Walker is a former ambassador to the United Arab Emirates and Egypt and currently President of the Middle East Institute.
Walker said that in Saudi Arabia, teachers bring anti-American sentiments into the classroom. Arabic television stations broadcast negative stories about the U.S. and this is helps develop deep prejudices, particularly in the younger generation, toward the U.S. Walker elaborated saying, "We are a hair's breadth away from serious differences between the U.S. and the Middle East."
Walker thrilled a packed Chapel of alumni, family members, faculty and other community members with his massive accumulation of first-hand information. Perhaps, inspired by his return to "the hill," education was the underlying theme of Walker's talk. He has been engaged in the Middle East for more than 35 years, and stereotypes, misunderstandings, policy disagreements and unrealistic expectations are the four areas of deepest concern to him.

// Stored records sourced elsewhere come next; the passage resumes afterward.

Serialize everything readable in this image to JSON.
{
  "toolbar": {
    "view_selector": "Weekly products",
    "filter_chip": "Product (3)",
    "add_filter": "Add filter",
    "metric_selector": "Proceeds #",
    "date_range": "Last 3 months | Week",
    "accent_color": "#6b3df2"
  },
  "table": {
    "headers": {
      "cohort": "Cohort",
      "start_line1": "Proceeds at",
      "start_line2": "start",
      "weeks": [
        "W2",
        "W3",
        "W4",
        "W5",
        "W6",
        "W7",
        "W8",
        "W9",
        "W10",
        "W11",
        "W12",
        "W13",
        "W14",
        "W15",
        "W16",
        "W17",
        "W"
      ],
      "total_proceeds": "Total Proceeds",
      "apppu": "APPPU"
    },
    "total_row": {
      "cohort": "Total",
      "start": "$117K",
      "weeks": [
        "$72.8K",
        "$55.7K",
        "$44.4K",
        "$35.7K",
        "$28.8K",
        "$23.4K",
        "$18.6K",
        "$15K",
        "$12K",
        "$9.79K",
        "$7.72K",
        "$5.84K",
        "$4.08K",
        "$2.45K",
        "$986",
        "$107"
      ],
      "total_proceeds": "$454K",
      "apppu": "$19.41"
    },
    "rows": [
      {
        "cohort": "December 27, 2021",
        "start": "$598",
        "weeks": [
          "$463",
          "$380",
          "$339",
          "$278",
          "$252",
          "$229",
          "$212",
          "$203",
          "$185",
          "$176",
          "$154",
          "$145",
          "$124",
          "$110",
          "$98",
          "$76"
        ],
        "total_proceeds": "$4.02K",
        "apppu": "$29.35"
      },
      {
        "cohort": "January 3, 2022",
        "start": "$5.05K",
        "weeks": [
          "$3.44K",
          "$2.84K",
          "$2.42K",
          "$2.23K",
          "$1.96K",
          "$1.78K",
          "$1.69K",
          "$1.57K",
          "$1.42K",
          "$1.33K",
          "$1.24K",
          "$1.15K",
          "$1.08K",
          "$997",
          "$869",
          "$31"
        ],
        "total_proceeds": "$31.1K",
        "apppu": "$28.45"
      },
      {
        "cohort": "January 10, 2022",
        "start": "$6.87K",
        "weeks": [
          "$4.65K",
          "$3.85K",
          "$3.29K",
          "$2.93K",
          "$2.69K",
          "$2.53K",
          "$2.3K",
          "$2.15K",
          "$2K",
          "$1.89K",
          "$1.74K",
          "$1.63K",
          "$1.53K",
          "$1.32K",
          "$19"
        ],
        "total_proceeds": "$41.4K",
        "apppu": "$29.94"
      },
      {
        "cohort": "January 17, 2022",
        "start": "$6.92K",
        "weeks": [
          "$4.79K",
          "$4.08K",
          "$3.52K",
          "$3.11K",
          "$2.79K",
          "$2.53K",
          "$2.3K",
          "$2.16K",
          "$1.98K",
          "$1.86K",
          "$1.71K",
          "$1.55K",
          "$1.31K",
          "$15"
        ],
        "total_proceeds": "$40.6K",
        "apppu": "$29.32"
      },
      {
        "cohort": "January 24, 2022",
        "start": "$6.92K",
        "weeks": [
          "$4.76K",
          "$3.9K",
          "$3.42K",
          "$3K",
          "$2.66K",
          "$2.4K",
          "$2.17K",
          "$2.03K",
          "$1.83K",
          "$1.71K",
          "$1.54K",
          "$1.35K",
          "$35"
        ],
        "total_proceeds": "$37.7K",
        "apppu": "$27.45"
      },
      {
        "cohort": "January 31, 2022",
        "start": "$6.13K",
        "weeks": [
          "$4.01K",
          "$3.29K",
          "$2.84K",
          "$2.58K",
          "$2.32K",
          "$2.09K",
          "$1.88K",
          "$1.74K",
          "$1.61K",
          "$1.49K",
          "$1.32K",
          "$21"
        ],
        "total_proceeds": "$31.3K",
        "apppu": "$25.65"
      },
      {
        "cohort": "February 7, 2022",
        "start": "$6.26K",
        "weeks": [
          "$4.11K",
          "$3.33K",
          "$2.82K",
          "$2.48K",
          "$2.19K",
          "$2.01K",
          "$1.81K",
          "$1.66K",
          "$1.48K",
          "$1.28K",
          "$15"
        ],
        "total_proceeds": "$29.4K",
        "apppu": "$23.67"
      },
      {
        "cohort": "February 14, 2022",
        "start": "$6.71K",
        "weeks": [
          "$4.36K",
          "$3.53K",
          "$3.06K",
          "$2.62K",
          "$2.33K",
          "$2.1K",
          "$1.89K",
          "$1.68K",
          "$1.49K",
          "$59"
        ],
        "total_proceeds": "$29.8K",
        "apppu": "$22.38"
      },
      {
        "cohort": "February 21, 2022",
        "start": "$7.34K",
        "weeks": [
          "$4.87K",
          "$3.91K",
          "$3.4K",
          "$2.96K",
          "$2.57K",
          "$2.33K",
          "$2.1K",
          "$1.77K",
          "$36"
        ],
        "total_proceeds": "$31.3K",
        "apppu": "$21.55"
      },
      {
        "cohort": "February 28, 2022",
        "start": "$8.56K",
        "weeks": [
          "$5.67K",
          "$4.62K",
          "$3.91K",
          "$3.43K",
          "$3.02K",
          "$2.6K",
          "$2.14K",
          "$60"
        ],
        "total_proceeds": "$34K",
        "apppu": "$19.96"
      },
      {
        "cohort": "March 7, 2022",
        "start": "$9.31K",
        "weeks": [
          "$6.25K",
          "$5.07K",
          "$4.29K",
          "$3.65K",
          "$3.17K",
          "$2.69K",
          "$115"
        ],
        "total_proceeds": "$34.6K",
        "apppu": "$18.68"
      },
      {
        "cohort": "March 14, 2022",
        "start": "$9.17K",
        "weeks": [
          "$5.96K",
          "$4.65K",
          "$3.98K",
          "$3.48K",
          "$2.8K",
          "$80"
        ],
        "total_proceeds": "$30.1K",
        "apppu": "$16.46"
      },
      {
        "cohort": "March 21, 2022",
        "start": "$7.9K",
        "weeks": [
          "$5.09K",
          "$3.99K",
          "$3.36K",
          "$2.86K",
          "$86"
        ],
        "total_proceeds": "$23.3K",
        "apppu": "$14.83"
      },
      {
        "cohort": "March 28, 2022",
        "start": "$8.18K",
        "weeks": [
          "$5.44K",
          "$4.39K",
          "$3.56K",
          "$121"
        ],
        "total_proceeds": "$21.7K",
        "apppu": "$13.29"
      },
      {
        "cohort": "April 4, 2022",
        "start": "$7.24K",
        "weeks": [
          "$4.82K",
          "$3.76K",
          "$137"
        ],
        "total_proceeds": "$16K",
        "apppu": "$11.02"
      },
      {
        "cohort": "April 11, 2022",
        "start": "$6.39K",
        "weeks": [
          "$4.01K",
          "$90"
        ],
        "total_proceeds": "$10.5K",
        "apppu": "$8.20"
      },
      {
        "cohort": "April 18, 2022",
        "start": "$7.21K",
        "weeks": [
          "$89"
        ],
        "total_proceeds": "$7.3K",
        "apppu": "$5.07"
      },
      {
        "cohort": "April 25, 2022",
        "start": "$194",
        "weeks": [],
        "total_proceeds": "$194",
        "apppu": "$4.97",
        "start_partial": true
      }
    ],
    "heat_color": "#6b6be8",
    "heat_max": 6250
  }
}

According to Walker, media and the entertainment industry along with biased educational systems are responsible for these stereotypes. One of his current projects is appearances on Middle East television stations, such as the El Jazeera TV network. There he tries to educate Arabs on U.S. motives and initiatives, hoping to offset some of the negative depictions of America found on these foreign networks.
He also strongly supports studying abroad, through student exchanges between the U.S. and Arabic countries. Walker says he is concerned about the U.S.'s new mandatory fingerprinting of foreign students entering the country.
The differing perspectives of the same reality are also disconcerting to Walker. Walker cautioned the audience saying, "Differences can't overshadow our same goals to achieve similar objectives." He continued by saying that the U.S. and Arabic countries need to overcome negative views and be determined to bring about peace.
An eager audience jumped at the opportunity to ask this former ambassador a variety of questions. Topics ranged from Jay Welsh's '62 question on whether or not Arafat could be replaced, to if the poor U.S.-Middle East relations are a question of have vs. have nots.
One alumna also asked Walker what set him on his track to foreign diplomacy. Walker credited an extraordinary group of men in the philosophy department and in particular a visiting professor from Cairo University who taught an Islamic issues class. He also joked that after spending four brutal winters in Central New York it was inevitable for him to gravitate to warmer weather!
Jay Welsh '62 asks a question to his fellow classmate